[PROBLEM TO SOLVE]: For this exercise, restate every line below word for word and drop the images.

------ EXERCISE INPUTS ------

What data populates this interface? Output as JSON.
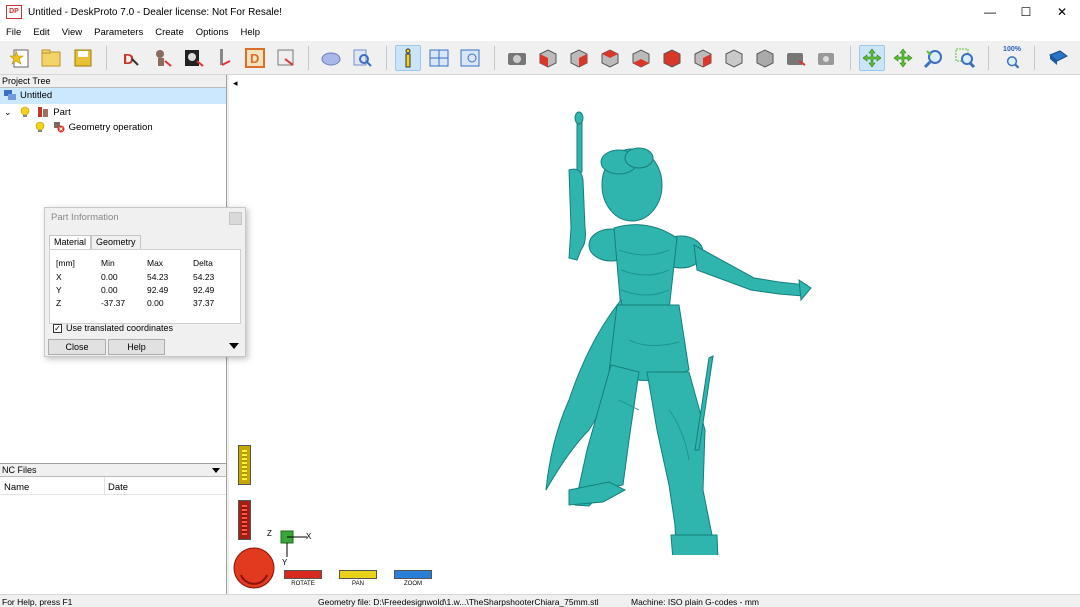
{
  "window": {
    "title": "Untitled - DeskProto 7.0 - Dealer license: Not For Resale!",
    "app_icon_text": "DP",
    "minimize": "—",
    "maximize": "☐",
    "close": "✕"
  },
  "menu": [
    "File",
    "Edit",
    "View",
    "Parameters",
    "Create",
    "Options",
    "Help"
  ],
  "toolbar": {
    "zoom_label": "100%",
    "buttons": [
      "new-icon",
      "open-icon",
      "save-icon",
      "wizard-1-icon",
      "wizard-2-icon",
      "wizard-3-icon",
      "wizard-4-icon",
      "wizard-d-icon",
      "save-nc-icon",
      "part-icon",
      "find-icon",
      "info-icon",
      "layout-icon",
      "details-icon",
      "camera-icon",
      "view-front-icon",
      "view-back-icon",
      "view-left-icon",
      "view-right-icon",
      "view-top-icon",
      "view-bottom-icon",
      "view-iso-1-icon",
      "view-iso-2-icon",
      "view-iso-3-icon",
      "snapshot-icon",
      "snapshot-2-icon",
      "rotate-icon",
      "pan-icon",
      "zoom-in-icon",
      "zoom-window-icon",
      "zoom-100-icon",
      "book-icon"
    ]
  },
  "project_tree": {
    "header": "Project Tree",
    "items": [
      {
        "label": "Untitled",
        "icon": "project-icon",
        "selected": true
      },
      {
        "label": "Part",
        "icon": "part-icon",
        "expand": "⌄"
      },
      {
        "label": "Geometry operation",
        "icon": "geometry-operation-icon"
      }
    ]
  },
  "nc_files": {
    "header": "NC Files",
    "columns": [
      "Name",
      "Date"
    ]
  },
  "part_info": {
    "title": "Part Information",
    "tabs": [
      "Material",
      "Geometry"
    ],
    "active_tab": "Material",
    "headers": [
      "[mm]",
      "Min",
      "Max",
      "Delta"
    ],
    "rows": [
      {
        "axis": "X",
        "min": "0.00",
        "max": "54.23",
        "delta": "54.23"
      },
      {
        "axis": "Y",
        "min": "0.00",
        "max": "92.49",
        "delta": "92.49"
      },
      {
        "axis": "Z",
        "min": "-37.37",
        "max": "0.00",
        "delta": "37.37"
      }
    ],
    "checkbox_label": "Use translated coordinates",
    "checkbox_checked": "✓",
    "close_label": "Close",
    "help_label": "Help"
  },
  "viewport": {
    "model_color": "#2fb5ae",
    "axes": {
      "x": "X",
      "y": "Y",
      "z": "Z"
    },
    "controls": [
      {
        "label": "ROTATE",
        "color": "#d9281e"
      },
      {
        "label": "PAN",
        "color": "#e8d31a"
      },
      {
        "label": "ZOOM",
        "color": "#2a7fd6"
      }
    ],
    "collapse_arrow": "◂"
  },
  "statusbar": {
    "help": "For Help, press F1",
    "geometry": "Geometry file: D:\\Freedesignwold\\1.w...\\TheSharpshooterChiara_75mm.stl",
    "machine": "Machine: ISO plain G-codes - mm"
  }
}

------

[SOLUTION TO THIS TASK]:
What data populates this interface? Output as JSON.
{
  "window": {
    "title": "Untitled - DeskProto 7.0 - Dealer license: Not For Resale!",
    "app_icon_text": "DP",
    "minimize": "—",
    "maximize": "☐",
    "close": "✕"
  },
  "menu": [
    "File",
    "Edit",
    "View",
    "Parameters",
    "Create",
    "Options",
    "Help"
  ],
  "toolbar": {
    "zoom_label": "100%",
    "buttons": [
      "new-icon",
      "open-icon",
      "save-icon",
      "wizard-1-icon",
      "wizard-2-icon",
      "wizard-3-icon",
      "wizard-4-icon",
      "wizard-d-icon",
      "save-nc-icon",
      "part-icon",
      "find-icon",
      "info-icon",
      "layout-icon",
      "details-icon",
      "camera-icon",
      "view-front-icon",
      "view-back-icon",
      "view-left-icon",
      "view-right-icon",
      "view-top-icon",
      "view-bottom-icon",
      "view-iso-1-icon",
      "view-iso-2-icon",
      "view-iso-3-icon",
      "snapshot-icon",
      "snapshot-2-icon",
      "rotate-icon",
      "pan-icon",
      "zoom-in-icon",
      "zoom-window-icon",
      "zoom-100-icon",
      "book-icon"
    ]
  },
  "project_tree": {
    "header": "Project Tree",
    "items": [
      {
        "label": "Untitled",
        "icon": "project-icon",
        "selected": true
      },
      {
        "label": "Part",
        "icon": "part-icon",
        "expand": "⌄"
      },
      {
        "label": "Geometry operation",
        "icon": "geometry-operation-icon"
      }
    ]
  },
  "nc_files": {
    "header": "NC Files",
    "columns": [
      "Name",
      "Date"
    ]
  },
  "part_info": {
    "title": "Part Information",
    "tabs": [
      "Material",
      "Geometry"
    ],
    "active_tab": "Material",
    "headers": [
      "[mm]",
      "Min",
      "Max",
      "Delta"
    ],
    "rows": [
      {
        "axis": "X",
        "min": "0.00",
        "max": "54.23",
        "delta": "54.23"
      },
      {
        "axis": "Y",
        "min": "0.00",
        "max": "92.49",
        "delta": "92.49"
      },
      {
        "axis": "Z",
        "min": "-37.37",
        "max": "0.00",
        "delta": "37.37"
      }
    ],
    "checkbox_label": "Use translated coordinates",
    "checkbox_checked": "✓",
    "close_label": "Close",
    "help_label": "Help"
  },
  "viewport": {
    "model_color": "#2fb5ae",
    "axes": {
      "x": "X",
      "y": "Y",
      "z": "Z"
    },
    "controls": [
      {
        "label": "ROTATE",
        "color": "#d9281e"
      },
      {
        "label": "PAN",
        "color": "#e8d31a"
      },
      {
        "label": "ZOOM",
        "color": "#2a7fd6"
      }
    ],
    "collapse_arrow": "◂"
  },
  "statusbar": {
    "help": "For Help, press F1",
    "geometry": "Geometry file: D:\\Freedesignwold\\1.w...\\TheSharpshooterChiara_75mm.stl",
    "machine": "Machine: ISO plain G-codes - mm"
  }
}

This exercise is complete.